In fact, their identity as an image bearer far outweighs the fact that they are gang members. They are individuals who’ve gotten caught up in a lifestyle that is symbolized by brokenness. Despite the brokenness, they still uphold God’s image and because of that they are precious to Him. He doesn’t view them as “less-than” or “un-human” but rather as people who matter. As part of His creation, He loved them enough to graciously send Christ to die on their behalf, just like He did for you and me. So when we see the candlelight vigils where a life was lost or see a group of guys posted up at a park, we need to remember to view them as image-bearers who should be looked upon with compassion.

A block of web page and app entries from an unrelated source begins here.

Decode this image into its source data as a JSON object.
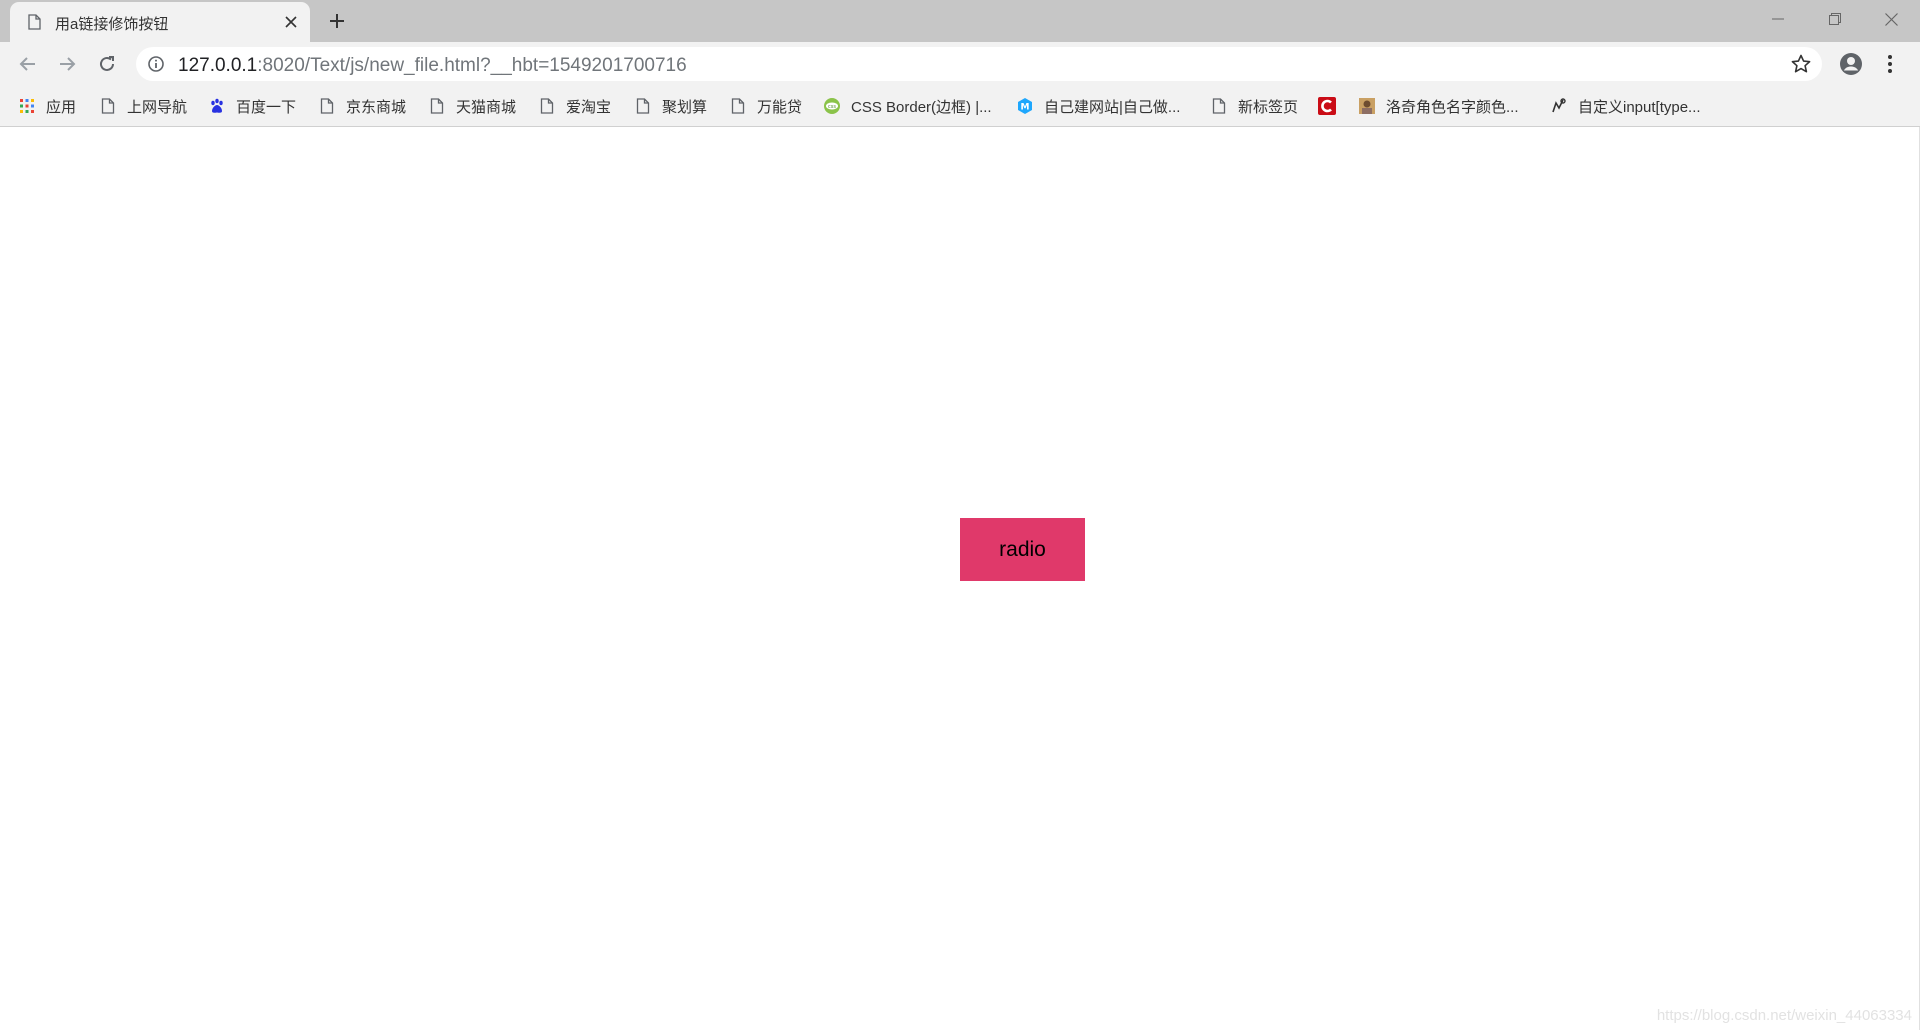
{
  "tab": {
    "title": "用a链接修饰按钮",
    "favicon": "page-icon",
    "close_icon": "close-icon",
    "new_tab_icon": "plus-icon"
  },
  "window_controls": [
    "minimize-icon",
    "restore-icon",
    "close-icon"
  ],
  "toolbar": {
    "back_icon": "back-arrow-icon",
    "forward_icon": "forward-arrow-icon",
    "reload_icon": "reload-icon",
    "url_host": "127.0.0.1",
    "url_rest": ":8020/Text/js/new_file.html?__hbt=1549201700716",
    "bookmark_star_icon": "star-icon",
    "profile_icon": "account-icon",
    "menu_icon": "more-vert-icon"
  },
  "bookmarks": [
    {
      "label": "应用",
      "icon": "apps-grid-icon"
    },
    {
      "label": "上网导航",
      "icon": "page-icon"
    },
    {
      "label": "百度一下",
      "icon": "baidu-paw-icon"
    },
    {
      "label": "京东商城",
      "icon": "page-icon"
    },
    {
      "label": "天猫商城",
      "icon": "page-icon"
    },
    {
      "label": "爱淘宝",
      "icon": "page-icon"
    },
    {
      "label": "聚划算",
      "icon": "page-icon"
    },
    {
      "label": "万能贷",
      "icon": "page-icon"
    },
    {
      "label": "CSS Border(边框) |...",
      "icon": "globe-green-icon"
    },
    {
      "label": "自己建网站|自己做...",
      "icon": "m-logo-icon"
    },
    {
      "label": "新标签页",
      "icon": "page-icon"
    },
    {
      "label": "",
      "icon": "csdn-c-icon"
    },
    {
      "label": "洛奇角色名字颜色...",
      "icon": "character-icon"
    },
    {
      "label": "自定义input[type...",
      "icon": "pen-icon"
    }
  ],
  "page": {
    "button_label": "radio",
    "button_color": "#e0396a",
    "watermark": "https://blog.csdn.net/weixin_44063334"
  }
}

One way my heart has grown for this culture is taking time to know them individually. The more time I’ve spent with gang members over the years, the more I come to realize each of them have individual stories of hardship and brokenness that is common amongst the entire culture. Difficult home lives, trauma, abuse, addictions, lack of love, abandonment are just some of the shared experiences I’ve heard about. We neglect to focus on the suffering many of them went through growing up as kids, how many of them just wanted someone to care about them. We don’t think about what it’s like for a young kid who has lost countless people in their life, whether it’s family or friends, at such an early age. We don’t consider the violence/abuse many are exposed to early on and how they grow accustomed to it during their lifetime. What most people hear about focuses on the shootings, the violence, the drugs, etc., but rarely on what a gang member has gone through in their life. There is real pain and suffering behind the gang image, but the beauty is we have a Savior who can identify with that pain and suffering. When we take time to care for and know people, we can point them to the One offering hope.
Along with taking time to hear and know a person, it’s important to develop a heart of compassionate lament as a response. That means seeing the sin and suffering in the lives of individuals and being driven to prayer on their behalf. Throughout Scripture we regularly come across lamenting and being burdened for the lost. At the end of Matthew 23, we read about Jesus lamenting over Jerusalem, a place where He ministered but still was characterized by an unrepentant heart. Jeremiah laments over Israel and their sinfulness that led them to captivity. Even Paul talks about how he would lay aside his own faith if it meant his Jewish brethren would know Christ. And in the gospels we see Christ demonstrate compassion continually as he healed the sick and ministered to many who were seen as outcasts in their society. We can’t hear the pain and brokenness of the streets and turn our backs to it. When you get to know a person’s story or hear about a life lost on the streets, allow your hearts to be characterized by lament and compassion instead of disdain and disregard.
I’ve taken many drives these past few months throughout the various communities I mentioned earlier. I’ve lost count of all the candles, flowers, posters, and empty bottles I’ve seen symbolizing the lives that have been lost. Some of the victims were teenagers, others were adults. They were someone’s son or daughter, a child’s mother or father, someone’s spouse or significant other. Those vigils serve to remember individuals because their lives mattered. They mattered to their loved ones, to communities, and they also mattered to God. God’s heart for the gang member is rooted in the fact He created them as image-bearers and sees their sin and suffering and offers them hope in His Son. I pray the church will continue to cultivate a similar heart, not because gang members are problems that need to be fixed, but because they are image-bearers in need of Christ.
So I invite you, please take time to know the stories and experiences and let that shape a heart of compassion and lament over the lost in our city.
Danny Neiditch is the founder and CEO of Prodigal Sons, Inc. Born and Raised in LA, Danny is a diehard Dodgers, Lakers, and street tacos fan. You can find him on Twitter @dannyneiditch.